China's rail sector has been plagued by allegations of widespread, high-level corruption, with fears that safety has been compromised as a result, particularly in the wake of the Wenzhou crash.
Railways minister Liu Zhijun was sacked in February over graft charges, after he allegedly took more than 800 million yuan ($125 million) in kickbacks over several years on contracts linked to the high-speed network.
China's state auditor in March said construction companies and individuals last year siphoned off 187 million yuan in funds meant for a high-profile Beijing-Shanghai link.
Luo Yanyun, deputy head of the Institute of Railway and Urban Traffic at Shanghai's Tongji University, said that in future, safety tests should not be carried out by equipment suppliers or end users.
"We've always called for the safety testing system to be reinforced with the introduction of independent parties," he told AFP.
Meanwhile, Zhang Mi, a member of the Ministry of Housing and Urban-Rural Development's urban rail transport safety and quality committee, told AFP that metro designers and builders were in short supply in China.

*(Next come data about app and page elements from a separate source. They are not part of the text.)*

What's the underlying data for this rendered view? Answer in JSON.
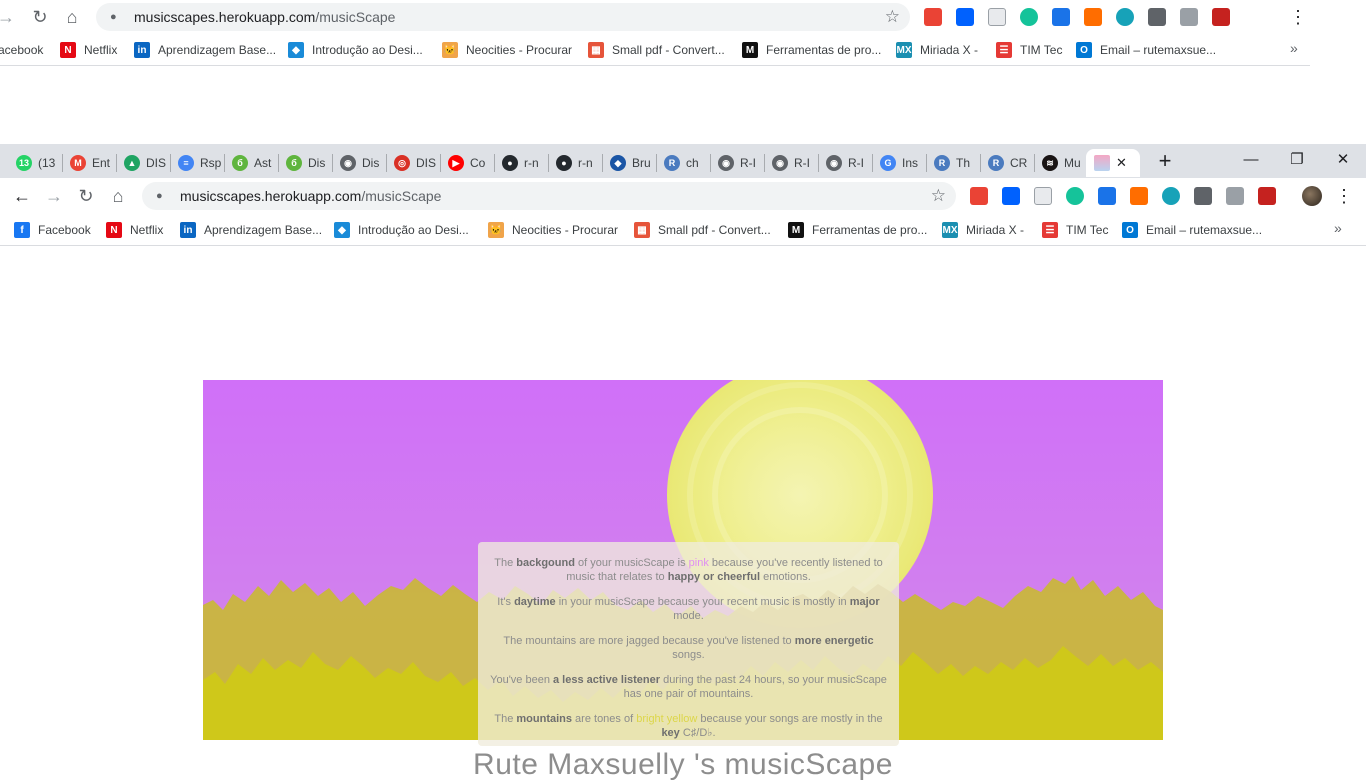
{
  "ghost": {
    "url_host": "musicscapes.herokuapp.com",
    "url_path": "/musicScape",
    "bookmarks": [
      "acebook",
      "Netflix",
      "Aprendizagem Base...",
      "Introdução ao Desi...",
      "Neocities - Procurar",
      "Small pdf - Convert...",
      "Ferramentas de pro...",
      "Miriada X -",
      "TIM Tec",
      "Email – rutemaxsue..."
    ],
    "more_label": "»"
  },
  "tabs": [
    {
      "label": "(13",
      "fav": "13",
      "color": "#25d366"
    },
    {
      "label": "Ent",
      "fav": "M",
      "color": "#ea4335"
    },
    {
      "label": "DIS",
      "fav": "▲",
      "color": "#1fa463"
    },
    {
      "label": "Rsp",
      "fav": "≡",
      "color": "#4285f4"
    },
    {
      "label": "Ast",
      "fav": "б",
      "color": "#5fb53e"
    },
    {
      "label": "Dis",
      "fav": "б",
      "color": "#5fb53e"
    },
    {
      "label": "Dis",
      "fav": "◉",
      "color": "#5f6368"
    },
    {
      "label": "DIS",
      "fav": "◎",
      "color": "#d93025"
    },
    {
      "label": "Co",
      "fav": "▶",
      "color": "#ff0000"
    },
    {
      "label": "r-n",
      "fav": "●",
      "color": "#24292e"
    },
    {
      "label": "r-n",
      "fav": "●",
      "color": "#24292e"
    },
    {
      "label": "Bru",
      "fav": "◆",
      "color": "#1a55a5"
    },
    {
      "label": "ch",
      "fav": "R",
      "color": "#4b7bbf"
    },
    {
      "label": "R-I",
      "fav": "◉",
      "color": "#5f6368"
    },
    {
      "label": "R-I",
      "fav": "◉",
      "color": "#5f6368"
    },
    {
      "label": "R-I",
      "fav": "◉",
      "color": "#5f6368"
    },
    {
      "label": "Ins",
      "fav": "G",
      "color": "#4285f4"
    },
    {
      "label": "Th",
      "fav": "R",
      "color": "#4b7bbf"
    },
    {
      "label": "CR",
      "fav": "R",
      "color": "#4b7bbf"
    },
    {
      "label": "Mu",
      "fav": "≋",
      "color": "#191414"
    }
  ],
  "active_tab": {
    "close": "✕"
  },
  "new_tab": "+",
  "window": {
    "minimize": "—",
    "restore": "❐",
    "close": "✕"
  },
  "toolbar": {
    "back": "←",
    "forward": "→",
    "reload": "↻",
    "home": "⌂",
    "lock": "🔒",
    "url_host": "musicscapes.herokuapp.com",
    "url_path": "/musicScape",
    "star": "☆",
    "menu": "⋮"
  },
  "bookmarks": [
    {
      "label": "Facebook",
      "fav": "f",
      "color": "#1877f2"
    },
    {
      "label": "Netflix",
      "fav": "N",
      "color": "#e50914"
    },
    {
      "label": "Aprendizagem Base...",
      "fav": "in",
      "color": "#0a66c2"
    },
    {
      "label": "Introdução ao Desi...",
      "fav": "◆",
      "color": "#1a8bd8"
    },
    {
      "label": "Neocities - Procurar",
      "fav": "🐱",
      "color": "#f0a44a"
    },
    {
      "label": "Small pdf - Convert...",
      "fav": "▦",
      "color": "#e6543a"
    },
    {
      "label": "Ferramentas de pro...",
      "fav": "M",
      "color": "#111111"
    },
    {
      "label": "Miriada X -",
      "fav": "MX",
      "color": "#1b8fb1"
    },
    {
      "label": "TIM Tec",
      "fav": "☰",
      "color": "#e53935"
    },
    {
      "label": "Email – rutemaxsue...",
      "fav": "O",
      "color": "#0078d4"
    }
  ],
  "bookmarks_more": "»",
  "card": {
    "p1_a": "The ",
    "p1_b": "backgound",
    "p1_c": " of your musicScape is ",
    "p1_d": "pink",
    "p1_e": " because you've recently listened to music that relates to ",
    "p1_f": "happy or cheerful",
    "p1_g": " emotions.",
    "p2_a": "It's ",
    "p2_b": "daytime",
    "p2_c": " in your musicScape because your recent music is mostly in ",
    "p2_d": "major",
    "p2_e": " mode.",
    "p3_a": "The mountains are more jagged because you've listened to ",
    "p3_b": "more energetic",
    "p3_c": " songs.",
    "p4_a": "You've been ",
    "p4_b": "a less active listener",
    "p4_c": " during the past 24 hours, so your musicScape has one pair of mountains.",
    "p5_a": "The ",
    "p5_b": "mountains",
    "p5_c": " are tones of ",
    "p5_d": "bright yellow",
    "p5_e": " because your songs are mostly in the ",
    "p5_f": "key",
    "p5_g": " C♯/D♭."
  },
  "scape_title": "Rute Maxsuelly 's musicScape",
  "colors": {
    "sky": "#d070f8",
    "sun": "#eded78",
    "mountain_back": "#c9b63c",
    "mountain_front": "#cfc81a"
  }
}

"Construction firms that have never conducted any subway construction are building subways. Moreover, most projects are sub-contracted to migrant workers," he said.
"Overall, there are not enough technical staff and undue emphasis has been placed on speed (of construction)."
The number of passengers taking line 10 had dropped visibly on Wednesday, Shanghai television reported. A section of the line remained closed for safety checks.